_Provided records_
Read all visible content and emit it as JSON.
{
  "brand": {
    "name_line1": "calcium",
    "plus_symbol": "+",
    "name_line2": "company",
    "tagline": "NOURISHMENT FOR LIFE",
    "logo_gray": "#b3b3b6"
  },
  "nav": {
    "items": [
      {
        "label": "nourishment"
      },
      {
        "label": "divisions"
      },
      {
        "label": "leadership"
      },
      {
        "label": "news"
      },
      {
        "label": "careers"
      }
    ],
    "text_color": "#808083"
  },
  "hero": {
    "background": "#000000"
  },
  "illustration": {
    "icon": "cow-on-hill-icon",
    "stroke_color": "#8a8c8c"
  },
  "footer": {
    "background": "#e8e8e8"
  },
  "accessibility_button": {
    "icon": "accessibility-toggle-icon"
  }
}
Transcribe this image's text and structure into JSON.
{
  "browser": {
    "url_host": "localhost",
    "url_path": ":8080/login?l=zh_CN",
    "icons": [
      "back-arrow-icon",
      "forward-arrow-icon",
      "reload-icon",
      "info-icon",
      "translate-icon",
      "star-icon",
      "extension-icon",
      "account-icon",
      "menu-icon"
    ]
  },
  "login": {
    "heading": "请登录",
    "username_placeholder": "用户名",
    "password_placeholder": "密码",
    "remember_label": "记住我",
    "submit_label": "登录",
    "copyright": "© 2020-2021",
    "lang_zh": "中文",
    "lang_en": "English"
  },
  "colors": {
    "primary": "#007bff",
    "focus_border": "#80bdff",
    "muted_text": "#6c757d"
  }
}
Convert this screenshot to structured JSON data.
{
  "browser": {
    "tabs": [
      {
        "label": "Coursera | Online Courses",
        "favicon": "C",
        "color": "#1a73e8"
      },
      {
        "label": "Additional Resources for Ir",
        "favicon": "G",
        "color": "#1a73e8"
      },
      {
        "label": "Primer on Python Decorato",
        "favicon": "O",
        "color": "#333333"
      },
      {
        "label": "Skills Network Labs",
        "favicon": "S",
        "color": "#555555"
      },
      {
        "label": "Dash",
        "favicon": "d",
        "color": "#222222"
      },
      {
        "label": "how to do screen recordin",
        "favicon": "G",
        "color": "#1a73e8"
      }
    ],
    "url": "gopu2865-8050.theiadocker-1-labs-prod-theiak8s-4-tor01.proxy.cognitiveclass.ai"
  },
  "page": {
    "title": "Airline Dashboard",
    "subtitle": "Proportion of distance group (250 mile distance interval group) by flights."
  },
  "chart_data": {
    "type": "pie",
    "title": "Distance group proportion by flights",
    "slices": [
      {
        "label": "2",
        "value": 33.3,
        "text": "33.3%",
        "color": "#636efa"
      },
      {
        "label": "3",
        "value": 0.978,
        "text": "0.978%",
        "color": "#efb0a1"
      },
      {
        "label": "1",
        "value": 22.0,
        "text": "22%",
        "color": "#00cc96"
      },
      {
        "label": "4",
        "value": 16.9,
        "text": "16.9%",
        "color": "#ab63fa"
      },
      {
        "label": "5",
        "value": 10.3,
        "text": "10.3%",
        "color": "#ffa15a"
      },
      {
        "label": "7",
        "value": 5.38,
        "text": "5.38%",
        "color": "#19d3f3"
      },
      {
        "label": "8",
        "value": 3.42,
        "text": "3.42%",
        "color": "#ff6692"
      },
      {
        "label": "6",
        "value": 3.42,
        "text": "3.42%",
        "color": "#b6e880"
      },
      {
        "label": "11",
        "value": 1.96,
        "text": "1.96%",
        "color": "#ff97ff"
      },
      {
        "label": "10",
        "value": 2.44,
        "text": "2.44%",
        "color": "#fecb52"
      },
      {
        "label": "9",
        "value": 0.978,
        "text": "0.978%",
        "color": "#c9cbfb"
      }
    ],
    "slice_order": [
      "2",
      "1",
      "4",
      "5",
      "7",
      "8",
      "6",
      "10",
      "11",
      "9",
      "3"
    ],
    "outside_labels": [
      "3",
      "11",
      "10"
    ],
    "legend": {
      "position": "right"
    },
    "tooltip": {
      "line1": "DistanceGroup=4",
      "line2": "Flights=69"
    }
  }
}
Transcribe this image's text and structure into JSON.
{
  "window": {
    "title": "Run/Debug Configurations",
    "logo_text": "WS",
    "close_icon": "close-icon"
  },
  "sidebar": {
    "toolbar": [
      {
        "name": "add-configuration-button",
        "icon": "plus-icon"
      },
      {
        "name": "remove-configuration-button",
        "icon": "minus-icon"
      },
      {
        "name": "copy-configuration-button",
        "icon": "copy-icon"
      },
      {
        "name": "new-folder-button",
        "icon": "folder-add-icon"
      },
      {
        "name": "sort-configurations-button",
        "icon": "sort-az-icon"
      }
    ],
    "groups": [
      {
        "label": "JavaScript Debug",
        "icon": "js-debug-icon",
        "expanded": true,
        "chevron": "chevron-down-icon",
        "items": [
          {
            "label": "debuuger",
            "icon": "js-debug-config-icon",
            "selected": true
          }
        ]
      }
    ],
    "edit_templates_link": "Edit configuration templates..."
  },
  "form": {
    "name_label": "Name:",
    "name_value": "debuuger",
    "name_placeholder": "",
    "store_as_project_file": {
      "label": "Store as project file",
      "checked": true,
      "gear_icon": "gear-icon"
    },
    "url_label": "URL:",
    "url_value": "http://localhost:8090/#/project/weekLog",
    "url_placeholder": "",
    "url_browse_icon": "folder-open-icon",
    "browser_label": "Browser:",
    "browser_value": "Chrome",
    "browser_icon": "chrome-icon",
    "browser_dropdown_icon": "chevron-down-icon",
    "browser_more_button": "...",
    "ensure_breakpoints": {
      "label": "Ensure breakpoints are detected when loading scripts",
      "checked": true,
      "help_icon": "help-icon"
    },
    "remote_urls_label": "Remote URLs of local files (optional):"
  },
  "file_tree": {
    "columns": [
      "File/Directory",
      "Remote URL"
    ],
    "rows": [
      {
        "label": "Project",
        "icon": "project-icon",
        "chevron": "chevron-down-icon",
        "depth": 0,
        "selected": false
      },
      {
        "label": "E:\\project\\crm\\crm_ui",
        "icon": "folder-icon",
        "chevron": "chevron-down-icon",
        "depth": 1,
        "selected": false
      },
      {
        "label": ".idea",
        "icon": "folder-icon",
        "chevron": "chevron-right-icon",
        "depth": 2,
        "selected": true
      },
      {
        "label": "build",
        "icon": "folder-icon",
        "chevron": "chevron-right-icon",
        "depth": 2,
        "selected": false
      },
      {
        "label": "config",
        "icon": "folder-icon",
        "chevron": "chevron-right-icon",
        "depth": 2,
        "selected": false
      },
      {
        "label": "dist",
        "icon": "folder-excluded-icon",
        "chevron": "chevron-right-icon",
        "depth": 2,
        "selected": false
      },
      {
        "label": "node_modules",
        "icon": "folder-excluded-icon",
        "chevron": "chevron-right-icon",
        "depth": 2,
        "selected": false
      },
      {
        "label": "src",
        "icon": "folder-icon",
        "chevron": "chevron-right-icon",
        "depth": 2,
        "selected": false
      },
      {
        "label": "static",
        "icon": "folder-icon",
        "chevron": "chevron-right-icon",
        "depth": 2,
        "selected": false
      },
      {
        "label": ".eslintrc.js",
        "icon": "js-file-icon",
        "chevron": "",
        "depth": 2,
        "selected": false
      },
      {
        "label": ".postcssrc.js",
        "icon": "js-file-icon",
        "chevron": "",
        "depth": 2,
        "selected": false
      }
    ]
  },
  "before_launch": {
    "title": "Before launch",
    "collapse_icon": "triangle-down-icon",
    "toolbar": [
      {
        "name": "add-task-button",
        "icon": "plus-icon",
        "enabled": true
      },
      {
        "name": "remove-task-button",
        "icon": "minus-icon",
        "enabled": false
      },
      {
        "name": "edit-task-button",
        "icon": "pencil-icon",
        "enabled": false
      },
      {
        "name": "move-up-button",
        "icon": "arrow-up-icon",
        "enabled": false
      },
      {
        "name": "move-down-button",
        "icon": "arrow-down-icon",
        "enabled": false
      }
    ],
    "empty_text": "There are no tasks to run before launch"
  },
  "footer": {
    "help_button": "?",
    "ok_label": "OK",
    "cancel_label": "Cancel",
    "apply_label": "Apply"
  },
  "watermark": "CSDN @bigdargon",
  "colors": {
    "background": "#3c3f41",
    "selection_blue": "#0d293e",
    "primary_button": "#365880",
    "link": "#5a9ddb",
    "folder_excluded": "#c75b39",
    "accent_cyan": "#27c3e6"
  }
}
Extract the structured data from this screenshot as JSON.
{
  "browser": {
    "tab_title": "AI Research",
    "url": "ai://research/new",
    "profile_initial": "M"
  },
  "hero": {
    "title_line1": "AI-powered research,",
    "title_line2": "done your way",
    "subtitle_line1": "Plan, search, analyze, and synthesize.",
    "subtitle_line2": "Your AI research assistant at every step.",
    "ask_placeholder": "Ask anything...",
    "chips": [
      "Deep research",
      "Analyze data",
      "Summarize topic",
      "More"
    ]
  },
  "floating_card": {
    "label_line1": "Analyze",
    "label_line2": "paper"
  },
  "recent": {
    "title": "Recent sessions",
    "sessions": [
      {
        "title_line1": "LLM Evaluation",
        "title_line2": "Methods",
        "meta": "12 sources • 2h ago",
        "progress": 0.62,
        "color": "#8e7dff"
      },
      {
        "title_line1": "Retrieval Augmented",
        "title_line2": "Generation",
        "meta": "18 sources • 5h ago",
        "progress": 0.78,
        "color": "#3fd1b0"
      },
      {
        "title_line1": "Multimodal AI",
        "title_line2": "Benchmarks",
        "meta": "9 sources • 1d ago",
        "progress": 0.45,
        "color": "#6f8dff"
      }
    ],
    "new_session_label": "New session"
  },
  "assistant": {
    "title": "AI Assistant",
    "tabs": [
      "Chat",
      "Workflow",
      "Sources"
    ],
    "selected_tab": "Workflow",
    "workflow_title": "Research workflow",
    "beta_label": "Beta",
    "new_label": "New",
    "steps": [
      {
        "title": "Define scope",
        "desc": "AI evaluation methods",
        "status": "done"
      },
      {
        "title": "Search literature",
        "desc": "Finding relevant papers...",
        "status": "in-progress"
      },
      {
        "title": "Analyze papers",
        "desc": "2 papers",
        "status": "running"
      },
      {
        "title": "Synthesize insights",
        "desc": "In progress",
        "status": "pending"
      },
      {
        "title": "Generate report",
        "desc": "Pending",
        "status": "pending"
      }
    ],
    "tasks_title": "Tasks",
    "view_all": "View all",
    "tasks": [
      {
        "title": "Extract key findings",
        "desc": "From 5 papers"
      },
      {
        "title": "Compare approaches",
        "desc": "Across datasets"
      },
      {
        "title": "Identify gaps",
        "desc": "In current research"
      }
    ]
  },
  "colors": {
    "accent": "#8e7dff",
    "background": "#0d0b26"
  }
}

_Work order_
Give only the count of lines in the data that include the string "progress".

_Reply_
5